October 4, 2011
From August 21 to September 4, JICA-RI research associate Eiji Kozuka visited Burkina Faso and Niger for impact evaluation of the "School for All" Project, which is part of the research titled “Impact Evaluation Analyses for the JICA Projects.” In Burkina Faso, Kozuka held consultations to prepare a survey on children’s enrollment at the Ministry of Basic Education and Literacy, the National Institute of Statistics and Demography (INSD), and the School for All project office in the capital Ouagadougou and Ganzourgou Province. While in Niger, he went to the capital city of Niamey and formulated plans for a new impact evaluation with JICA experts of the School for All Project, and officials of the Ministry of Education and the National Institute of Statistics.
In Burkina Faso, JICA-RI has been collecting data of the above project operated in the country with the INSD’s support since 2009. The research team has conducted three major field surveys (panel survey, economic experiment and students’ examination) so far and will soon be launching the last of the series -- the enrollment survey -- in November.
This survey examines how parents affect the enrollment rates of their children, aged six to eight. There may be various "enrollment determinants" – such as households’ income, distance from schools, and educational backgrounds of parents – which influence the parents’ decisions on whether they send their children to school, but a more important factor that this study will analyze is whether the establishment of COGES (a school management committee which plays a central role in the School for All project) has any relevance to the parents' actions. The team plans to interview 400 parents in 20 villages (20 per village) during a month-long survey. They will compile the data from the interviews by March 2012 and start the analysis process in the following month.

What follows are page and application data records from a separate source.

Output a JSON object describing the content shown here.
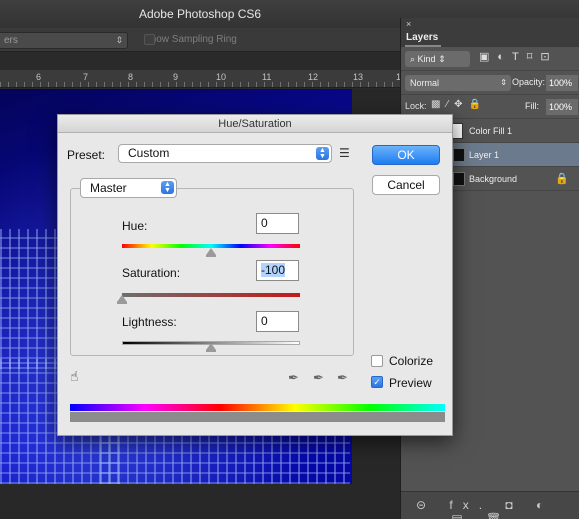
{
  "app": {
    "title": "Adobe Photoshop CS6"
  },
  "options_bar": {
    "sample_size_value": "ers",
    "show_sampling_ring_label": "Show Sampling Ring"
  },
  "ruler": {
    "ticks": [
      "6",
      "7",
      "8",
      "9",
      "10",
      "11",
      "12",
      "13",
      "1"
    ]
  },
  "layers_panel": {
    "close_symbol": "×",
    "tab_label": "Layers",
    "filter_kind_label": "Kind",
    "blend_mode": "Normal",
    "opacity_label": "Opacity:",
    "opacity_value": "100%",
    "lock_label": "Lock:",
    "fill_label": "Fill:",
    "fill_value": "100%",
    "layers": [
      {
        "name": "Color Fill 1"
      },
      {
        "name": "Layer 1",
        "selected": true
      },
      {
        "name": "Background",
        "locked": true
      }
    ],
    "bottom_icons_text": "fx."
  },
  "dialog": {
    "title": "Hue/Saturation",
    "preset_label": "Preset:",
    "preset_value": "Custom",
    "ok_label": "OK",
    "cancel_label": "Cancel",
    "channel_value": "Master",
    "hue_label": "Hue:",
    "hue_value": "0",
    "hue_level": 0.5,
    "saturation_label": "Saturation:",
    "saturation_value": "-100",
    "saturation_level": 0.0,
    "lightness_label": "Lightness:",
    "lightness_value": "0",
    "lightness_level": 0.5,
    "colorize_label": "Colorize",
    "colorize_checked": false,
    "preview_label": "Preview",
    "preview_checked": true
  }
}
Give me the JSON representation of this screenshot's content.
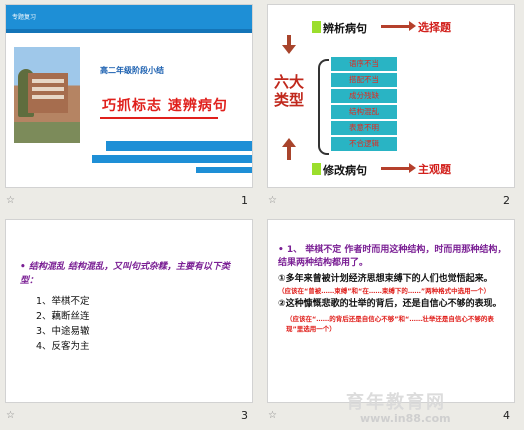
{
  "slides": [
    {
      "number": "1",
      "tag": "专题复习",
      "subtitle": "高二年级阶段小结",
      "title": "巧抓标志  速辨病句"
    },
    {
      "number": "2",
      "left_label": "六大类型",
      "top_head": "辨析病句",
      "top_right": "选择题",
      "bottom_head": "修改病句",
      "bottom_right": "主观题",
      "items": [
        "语序不当",
        "搭配不当",
        "成分残缺",
        "结构混乱",
        "表意不明",
        "不合逻辑"
      ]
    },
    {
      "number": "3",
      "intro": "• 结构混乱 结构混乱，又叫句式杂糅，主要有以下类型：",
      "list": [
        "1、举棋不定",
        "2、藕断丝连",
        "3、中途易辙",
        "4、反客为主"
      ]
    },
    {
      "number": "4",
      "point": "• 1、  举棋不定  作者时而用这种结构，时而用那种结构，结果两种结构都用了。",
      "ex1": "①多年来曾被计划经济思想束缚下的人们也觉悟起来。",
      "note1": "（应该在“曾被……束缚”和“在……束缚下的……”两种格式中选用一个）",
      "ex2": "②这种慷慨悲歌的壮举的背后，还是自信心不够的表现。",
      "note2": "（应该在“……的背后还是自信心不够”和“……壮举还是自信心不够的表现”里选用一个）"
    }
  ],
  "footer_icon": "star-icon",
  "watermark": "育年教育网",
  "watermark_url": "www.in88.com"
}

Meanwhile, for Niger, the team analyzes the effectiveness of the country’s School for All Project using an impact evaluation method. JICA began the project there in 2004. After the Niger Government acknowledged the effectiveness of JICA model, it has been widely adopted throughout the country.
The critical concept of this JICA model is the "minimum package," which means the minimum elements necessary for functioning COGES and expanding it to schools across the country. The package has three main components: 1) democratic election of COGES members; 2) formulation, implementation, and evaluation of action plans; and 3) monitoring system led by the union of COGESs and local officials. The research team will measure the effectiveness of this package in the impact evaluation. Another mechanism to be evaluated is the "forum approach." Local stakeholders, who are engaged in education, gather by state and work to address issues brought up there. The study will analyze the real impact of the forum approach on their priority agendas, such as girls' school enrollment and quality of education. Kozuka hopes to start the data collection in December this year or early 2012.
"The School for All Project in Niger is often referred to as one of the most successful projects of JICA. Evidently, school enrollment rates and graduation results have improved in the project's target regions," Kozuka says. "There is, however, a possibility that various other factors have also influenced the improvements of these educational outcomes. Therefore, impact analysis is critical in understanding the effectiveness of the project and yielding concrete, instructive lessons" he concludes.
|Researcher interviewing a school child in the panel survey|
|Children preparing school lunch|
|Local staff conducting an economic experiment|
*All photos taken in Burkina Faso.
|Day||August 21, 2011(Sun) - September 04, 2011(Sun)|